As of late, I’ve been thinking about the question above quite often.
In the next three months, my task is to prepare librarians and technical support in my buildings for an upcoming transition – away from in-building instructional technology support and to a more distributed system of technology development. In light of this, I have been attempting to summarize what I’ve learned over the last four years into a format I can hand off to teacher leaders and support personnel.
I began by asking this question to a number of teachers at the recent #edcamp in St. Louis. We came up with an extensive list, pictured on the right.
These elements seem to be a nice point from which to start. Taking the list another step, I’d like to collect these concepts into domains I could then summarize and present to those interested in continuing the work. This post is the beginning of that work. If the question intrigues you, or you’d like to help me out, I’d appreciate your input!
Possible themes of importance to educational technology and sub-topics:
Life is now both online and offline – and each piece influences the other.
- Online identity – The way we use the web will impact the way we live in the face-to-face world (if it doesn’t already). It will become increasingly easier to track and broadcast a person’s online patterns, interactions, and decisions. Because of this transparency, our approach to the web should be forthright and honest, remembering that nothing is ever truly “private” on the Internet.
- Civil discourse – Online spaces that are more protected (Moodle, edmodo, private blogs and wikis) allow our students to make social mistakes in a moderated space. Mistakes in “walled gardens” allow teachers to intervene and coach students on the impact such mistakes have on their online identities.
- Ethical use – Digital projects open numerous opportunities to teach kids about the nature of intellectual property and “ownership” in the context of the Internet.
Publishing means sharing. Networking means creating community.
- Authentic audience – The web offers so much in terms of opening up the walls of the classroom. If a student is creating something of worth, that product should be published in some way. Doing so has the potential to change classroom dynamics in a very positive way.
- Connect kids to kids – Whether the project extends from one period to another or one classroom to another across the world, kids want to produce work for other kids.
- Lurking is okay. Participation is even better – Offer teachers permission to “watch” online communities operate, communities like hashtag discussions on Twitter, the forums on Classroom 2.0, or podcasts on EdTechTalk or iTunes. If people lurk long enough, they usually want to engage. Encourage questions before “sharing”, and remind one another that people in these communities are just like people in our own face-to-face community. Ask for help, and offer it when you can.
- People are generally helpful – Make connections in the spirit of mutual benefit. See publishing as sharing resources with someone you don’t know (yet), and networking as reaching out to make someone’s experience a bit richer. In general, don’t yell for help in an empty room – send a note to a specific person for a specific reason.
Technology should neither be ignored nor exalted.
- Simply using technology will not make learning happen – This is self-explanatory.
- Novelty and fun should not be snubbed or dismissed – Though big ideas, clear objectives, transparent assessments and a great plan are essential to our units and lessons, if our activities and experiences are dry and uninteresting, learning becomes a tedious exercise. The “affective” elements of activities play into their effectiveness, and technology can bring some of those with it.

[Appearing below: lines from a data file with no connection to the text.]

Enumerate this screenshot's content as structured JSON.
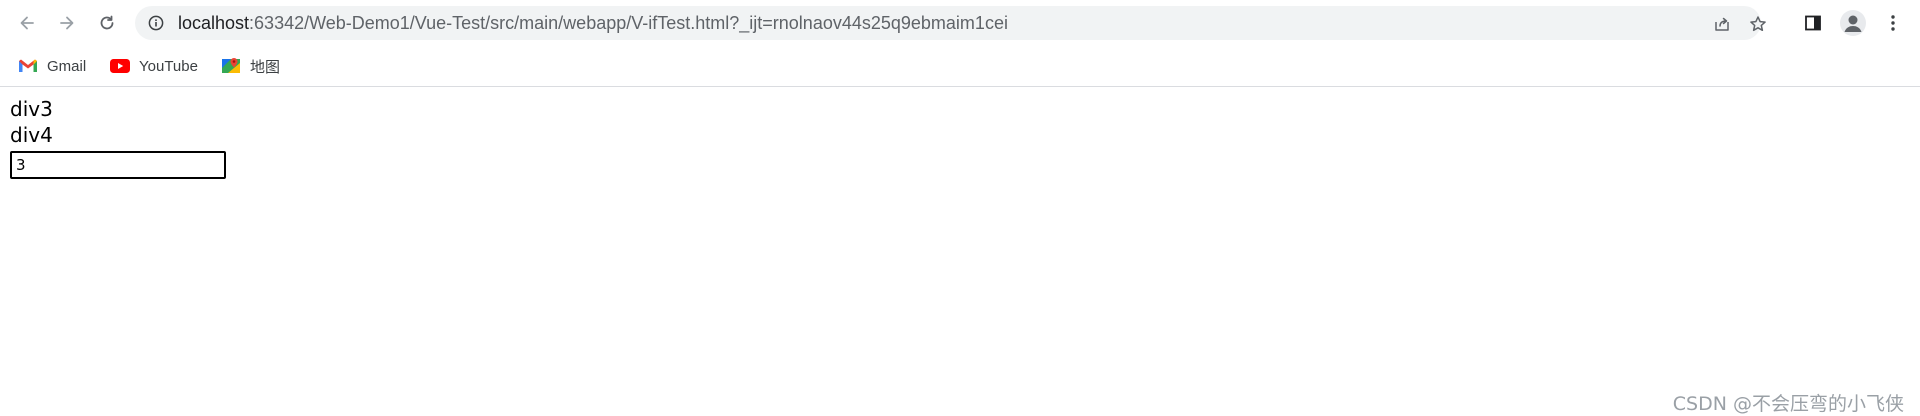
{
  "browser": {
    "url_host": "localhost",
    "url_path": ":63342/Web-Demo1/Vue-Test/src/main/webapp/V-ifTest.html?_ijt=rnolnaov44s25q9ebmaim1cei",
    "icons": {
      "back": "arrow-left-icon",
      "forward": "arrow-right-icon",
      "reload": "reload-icon",
      "site_info": "info-icon",
      "share": "share-icon",
      "bookmark_star": "star-icon",
      "side_panel": "side-panel-icon",
      "profile": "profile-icon",
      "menu": "kebab-menu-icon"
    }
  },
  "bookmarks": [
    {
      "label": "Gmail",
      "icon": "gmail-icon"
    },
    {
      "label": "YouTube",
      "icon": "youtube-icon"
    },
    {
      "label": "地图",
      "icon": "maps-icon"
    }
  ],
  "page": {
    "line1": "div3",
    "line2": "div4",
    "input_value": "3"
  },
  "watermark": "CSDN @不会压弯的小飞侠",
  "colors": {
    "omnibox_bg": "#f1f3f4",
    "divider": "#dadce0",
    "watermark": "#9aa0a6"
  }
}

- Certain elemental principles hold much of the web together – Understanding basic HTML tags and the idea behind RSS open multiple ways to make information flow from one piece of the web to another. Solutions to complex problems
Consume in order to create.
- Mentor texts abound – With the web, students can absorb the wisdom of others and remix it into their own words. They can also develop skills to filter the wheat from the chaff as they look for mentor material.
- Author anywhere – As tools are selected, pursue solutions that work across platforms.
- Simplicity is always the trump card – In the best creation scenarios, the tools are simple enough to use that the focus is predominantly on learning and expressing the content rather than learning the tool.
These are just the first pieces that come to my mind. They are largely focused on the web and not the innumerable other pieces of hardware present in the rooms of teachers. How can I weave those elements in? What else have I missed? What should I change?
These are also posted on a public Google Doc. Feel free to add your comments, edits, and suggestions there!